Are there limits to forgiveness?

by | Sep 13, 2020 | News and reports

Phil’s sermon to us this morning, on Matthew 18:21-24 was a powerful call to us to recognise the wonder of God’s forgiving love and grace in our lives, and having done so, to exercise the same grace and love in our relationships with other people.  Having a forgiving spirit is the sign of having been truly open to God’s forgiveness. And we are healed as we let go, as far as we are able,  of bitterness and grudge.

I’ve been thinking and reading a wee bit this afternoon about forgiveness, because I was aware of grey areas with forgiveness as with most moral teaching.  Should Christians always forgive – even in cases where the offender shows no repentance and does not seek forgiveness? I’m conscious too of the bad pastoral advice which has sometimes given to women who have hinted at physical abuse in their marriage and have been told to ‘forgive and go back.’ Does forgiving someone mean that our relationship with them should continue as before? Surely not, I think.

I found this article by the late R.C. Sproul helpful in this respect. He considers Matthew 18:21-34, but he also quotes Jesus’ words in Luke 17:3-4:

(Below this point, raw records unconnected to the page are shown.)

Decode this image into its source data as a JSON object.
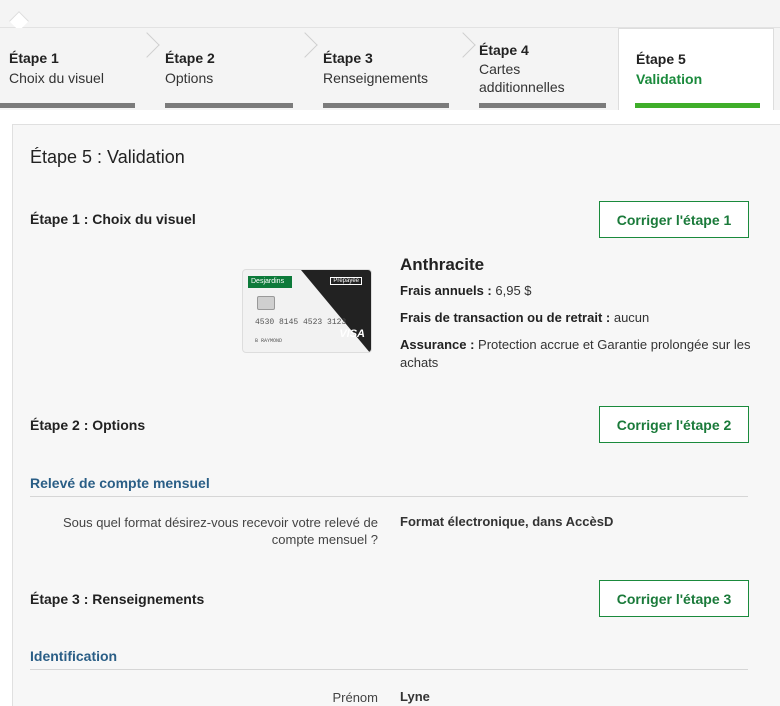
{
  "steps": [
    {
      "label": "Étape 1",
      "title": "Choix du visuel"
    },
    {
      "label": "Étape 2",
      "title": "Options"
    },
    {
      "label": "Étape 3",
      "title": "Renseignements"
    },
    {
      "label": "Étape 4",
      "title": "Cartes additionnelles"
    },
    {
      "label": "Étape 5",
      "title": "Validation"
    }
  ],
  "page_title": "Étape 5 : Validation",
  "section1": {
    "title": "Étape 1 : Choix du visuel",
    "button": "Corriger l'étape 1",
    "card": {
      "brand": "Desjardins",
      "badge": "Prépayée",
      "number": "4530 8145 4523 3123",
      "holder": "B  RAYMOND",
      "network": "VISA"
    },
    "product_name": "Anthracite",
    "fees_label": "Frais annuels :",
    "fees_value": "6,95 $",
    "transaction_label": "Frais de transaction ou de retrait :",
    "transaction_value": "aucun",
    "insurance_label": "Assurance :",
    "insurance_value": "Protection accrue et Garantie prolongée sur les achats"
  },
  "section2": {
    "title": "Étape 2 : Options",
    "button": "Corriger l'étape 2",
    "subsection": "Relevé de compte mensuel",
    "question": "Sous quel format désirez-vous recevoir votre relevé de compte mensuel ?",
    "answer": "Format électronique, dans AccèsD"
  },
  "section3": {
    "title": "Étape 3 : Renseignements",
    "button": "Corriger l'étape 3",
    "subsection": "Identification",
    "field_label": "Prénom",
    "field_value": "Lyne"
  }
}
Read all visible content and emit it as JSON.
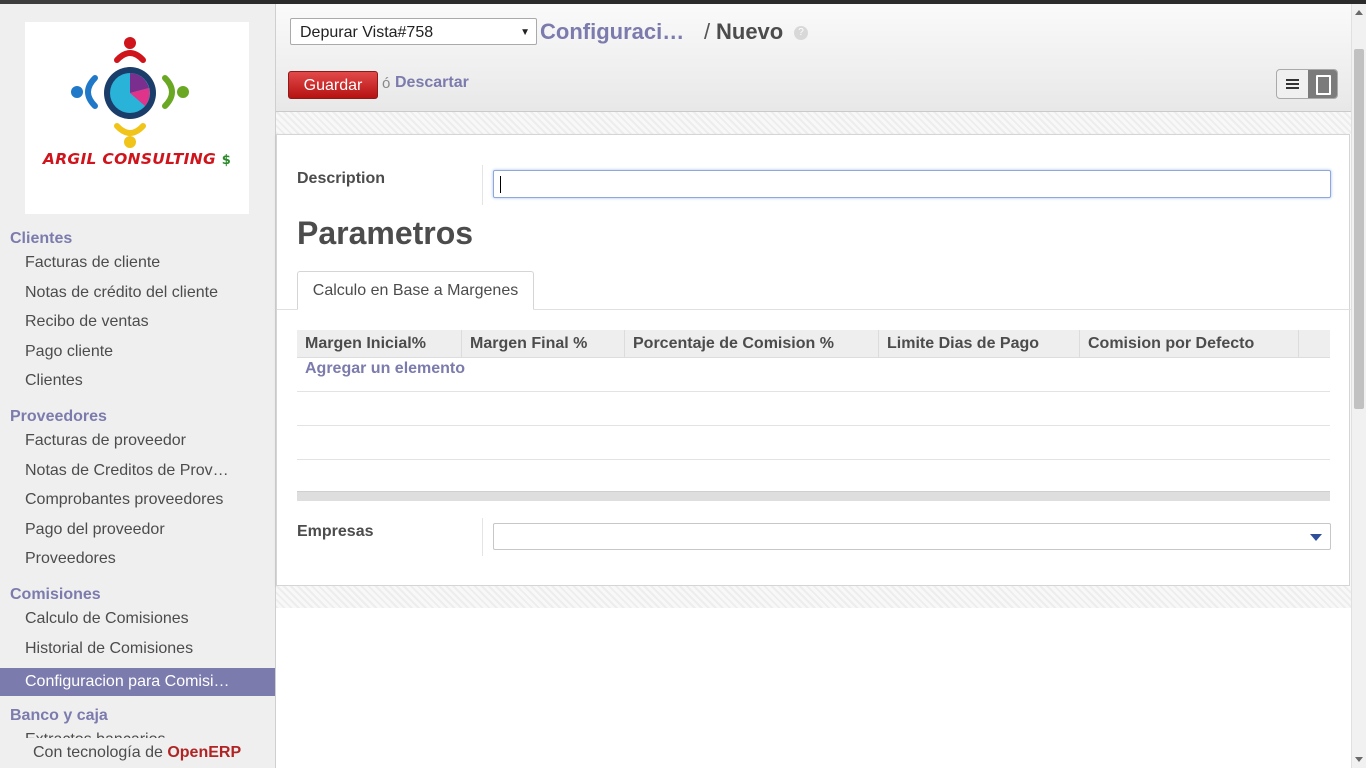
{
  "logo": {
    "company": "ARGIL CONSULTING",
    "symbol": "$"
  },
  "sidebar": {
    "sections": [
      {
        "title": "Clientes",
        "items": [
          "Facturas de cliente",
          "Notas de crédito del cliente",
          "Recibo de ventas",
          "Pago cliente",
          "Clientes"
        ]
      },
      {
        "title": "Proveedores",
        "items": [
          "Facturas de proveedor",
          "Notas de Creditos de Prov…",
          "Comprobantes proveedores",
          "Pago del proveedor",
          "Proveedores"
        ]
      },
      {
        "title": "Comisiones",
        "items": [
          "Calculo de Comisiones",
          "Historial de Comisiones",
          "Configuracion para Comisi…"
        ]
      },
      {
        "title": "Banco y caja",
        "items": [
          "Extractos bancarios"
        ]
      }
    ],
    "active_item": "Configuracion para Comisi…",
    "powered_by_prefix": "Con tecnología de",
    "powered_by_brand": "OpenERP"
  },
  "header": {
    "debug_select": "Depurar Vista#758",
    "breadcrumb_parent": "Configuraci…",
    "breadcrumb_separator": "/",
    "breadcrumb_current": "Nuevo",
    "help": "?",
    "save_label": "Guardar",
    "or_label": "ó",
    "discard_label": "Descartar"
  },
  "form": {
    "description_label": "Description",
    "description_value": "",
    "section_title": "Parametros",
    "tab_label": "Calculo en Base a Margenes",
    "columns": [
      "Margen Inicial%",
      "Margen Final %",
      "Porcentaje de Comision %",
      "Limite Dias de Pago",
      "Comision por Defecto"
    ],
    "add_item_label": "Agregar un elemento",
    "empresas_label": "Empresas",
    "empresas_value": ""
  },
  "colors": {
    "accent": "#7c7bad",
    "save": "#c81d1d",
    "brand_red": "#b02424"
  }
}
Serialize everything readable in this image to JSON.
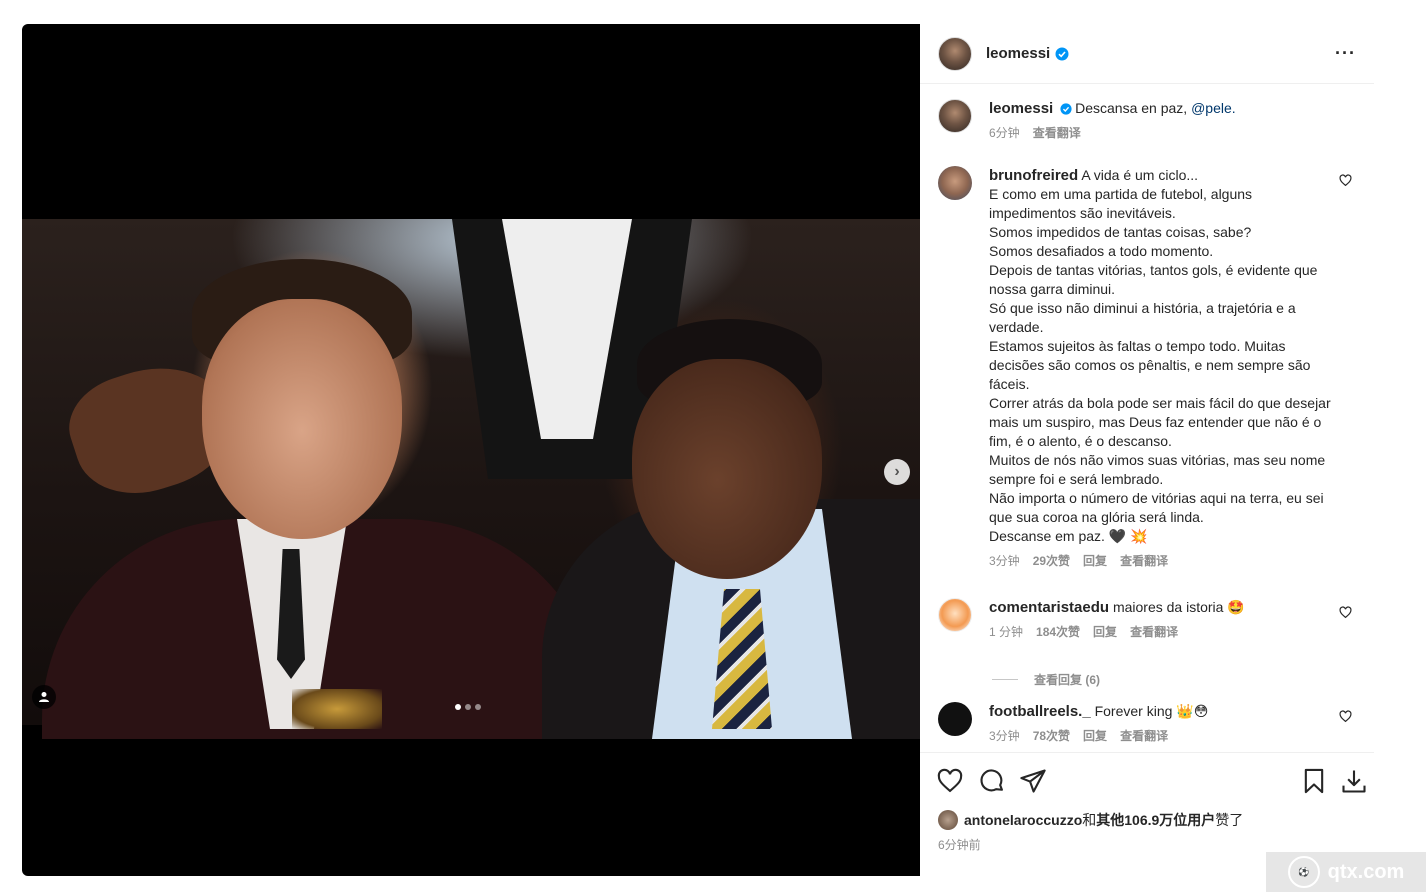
{
  "post": {
    "username": "leomessi",
    "more_label": "···"
  },
  "caption": {
    "username": "leomessi",
    "text": "Descansa en paz, ",
    "mention": "@pele.",
    "time": "6分钟",
    "translate": "查看翻译"
  },
  "comments": [
    {
      "username": "brunofreired",
      "lines": [
        "A vida é um ciclo...",
        "E como em uma partida de futebol, alguns impedimentos são inevitáveis.",
        "Somos impedidos de tantas coisas, sabe?",
        "Somos desafiados a todo momento.",
        "Depois de tantas vitórias, tantos gols, é evidente que nossa garra diminui.",
        "Só que isso não diminui a história, a trajetória e a verdade.",
        "Estamos sujeitos às faltas o tempo todo. Muitas decisões são comos os pênaltis, e nem sempre são fáceis.",
        "Correr atrás da bola pode ser mais fácil do que desejar mais um suspiro, mas Deus faz entender que não é o fim, é o alento, é o descanso.",
        "Muitos de nós não vimos suas vitórias, mas seu nome sempre foi e será lembrado.",
        "Não importa o número de vitórias aqui na terra, eu sei que sua coroa na glória será linda.",
        "Descanse em paz. 🖤 💥"
      ],
      "time": "3分钟",
      "likes": "29次赞",
      "reply": "回复",
      "translate": "查看翻译"
    },
    {
      "username": "comentaristaedu",
      "text": "maiores da istoria 🤩",
      "time": "1 分钟",
      "likes": "184次赞",
      "reply": "回复",
      "translate": "查看翻译",
      "view_replies": "查看回复 (6)"
    },
    {
      "username": "footballreels._",
      "text": "Forever king 👑😳",
      "time": "3分钟",
      "likes": "78次赞",
      "reply": "回复",
      "translate": "查看翻译"
    }
  ],
  "likes_line": {
    "user": "antonelaroccuzzo",
    "mid": "和",
    "others": "其他106.9万位用户",
    "end": "赞了"
  },
  "posted_ago": "6分钟前",
  "watermark": "qtx.com",
  "colors": {
    "verified": "#0095f6",
    "mention": "#00376b",
    "muted": "#8e8e8e"
  }
}
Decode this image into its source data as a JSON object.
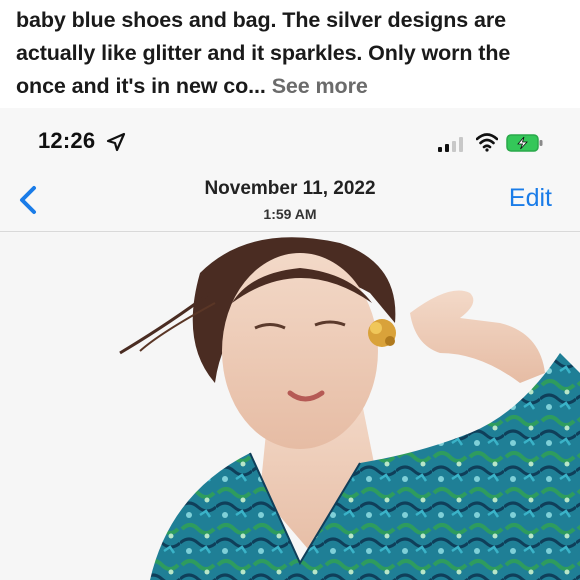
{
  "listing": {
    "caption": "baby blue shoes and bag. The silver designs are actually like glitter and it sparkles. Only worn the once and it's in new co...",
    "see_more": "See more"
  },
  "status_bar": {
    "time": "12:26",
    "icons": [
      "location-arrow-icon",
      "signal-icon",
      "wifi-icon",
      "battery-charging-icon"
    ]
  },
  "photo_viewer": {
    "date": "November 11, 2022",
    "time": "1:59 AM",
    "edit_label": "Edit",
    "back_icon": "chevron-left-icon"
  },
  "colors": {
    "accent": "#1a7ce8",
    "battery": "#34c759",
    "dress_primary": "#1f8aa0",
    "dress_secondary": "#2e9c5e"
  }
}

‘If your brother or sister sins against you, rebuke them; and if they repent, forgive them. Even if they sin against you seven times in a day and seven times come back to you saying “I repent,” you must forgive them.’

  1. C. Sproul acknowledges the challenge to us in Matthew 18: that of recognising the wonder of God’s love, and reflecting it in our relationships. But he also notes Jesus’ teaching in Luke 17:3-4 – ‘If they repent, forgive them.’

Says Sproul:

It is often taught in the Christian community that Christians are called to forgive those who sin against them unilaterally and universally. We see the example of Jesus on the cross, asking God to forgive those who were executing Him, even though they offered no visible indication of repentance. From that example of Jesus, it has been inferred that Christians must always forgive all offenses against them, even when repentance is not offered. However, the most that we can legitimately infer from Jesus’ actions on that occasion is that we have the right to forgive people unilaterally. Though that may be indeed a wonderful thing, it is not commanded.

If we look at the commandment that Jesus gives in Luke 17:3 He says, “If your brother sins, rebuke him.” Notice that the first response to the offense is not forgiveness but rather rebuke. The Christian has the right to rebuke those who commit wrongdoing against him. That’s the basis for the whole procedure of church discipline in the New Testament. If we were commanded to give unilateral forgiveness to all, under all circumstances, then the whole action of church discipline to redress wrongs, would itself be wrong. But Jesus says, “If your brother sins, rebuke him, and if he repents…,” — here is where the command becomes obligatory — if the offender repents, then it is mandatory for the Christian to forgive the one who has offended him.

We acknowledge the wonderful example of Gordon Wilson whose daughter Marie died in the IRA Enniskillen bombing in November 1987 and who said later

I have lost my daughter, and we shall miss her. But I bear no ill will. I bear no grudge. Dirty sort of talk is not going to bring her back to life. I shall pray for those people [the IRA bombers] tonight and every night. May God forgive them.

But as R. C. Sproul indicates it is not obligatory on Christians to forgive those who don’t repent. Perhaps we are struggling, trying to find it in us to forgive someone who has injured us grievously, and finding it impossible. We need to cut ourselves a bit of slack, I think.

And yet as Phil pointed out, it is beneficial for us to be able to forgive, to let go of the bitterness, the woundedness, the sense of victimhood we feel. Perhaps in time, even where there has been no repentance on the part of the offender, we will find the ability to let go, to find closure.

Let’s acknowledge the ‘grey areas’, and the folk who struggle with forgiveness. But let’s not forget our responsibility as Christians to recognise God’s great grace and forgiveness, and to forgive others freely. And when we are in the wrong, let’s face the  challenge  to repent, to admit our mistakes, to seek recognition with those we have hurt whether in our families, our Church family, or among the people we meet from day to day.

But there’s one last important thing to say – that sometimes we can say forgiving words to someone who has hurt us, but be using those words in a self-seeking way, rather than as an offer of free, unconditional forgiveness. We can weaponise forgiveness:  ‘Yes, I forgive you, but I expect you in future to….’ and we make our forgiveness conditional on the person doing as we say in future; or we can say we forgive, but act and speak later in such a way that the person feels their offence is forever hanging between us. Genuine forgiveness is given freely, and in love.

No, there’s one more thing: and that is that we sometimes find it hardest of all to (a) believe that God really has forgiven us and (b) to forgive ourselves. We can burden ourselves with the memory of what we have done, and a sense of guilt which does not lift. But if we have repented, and sought forgiveness from God and those we have hurt then we are forgiven. Perhaps someone reading this is troubled by an obsessive sense of guilt despite having taken the steps to forgiveness. You are forgiven! You are free! Forgive yourself, as God for Christ’s sake has forgiven you.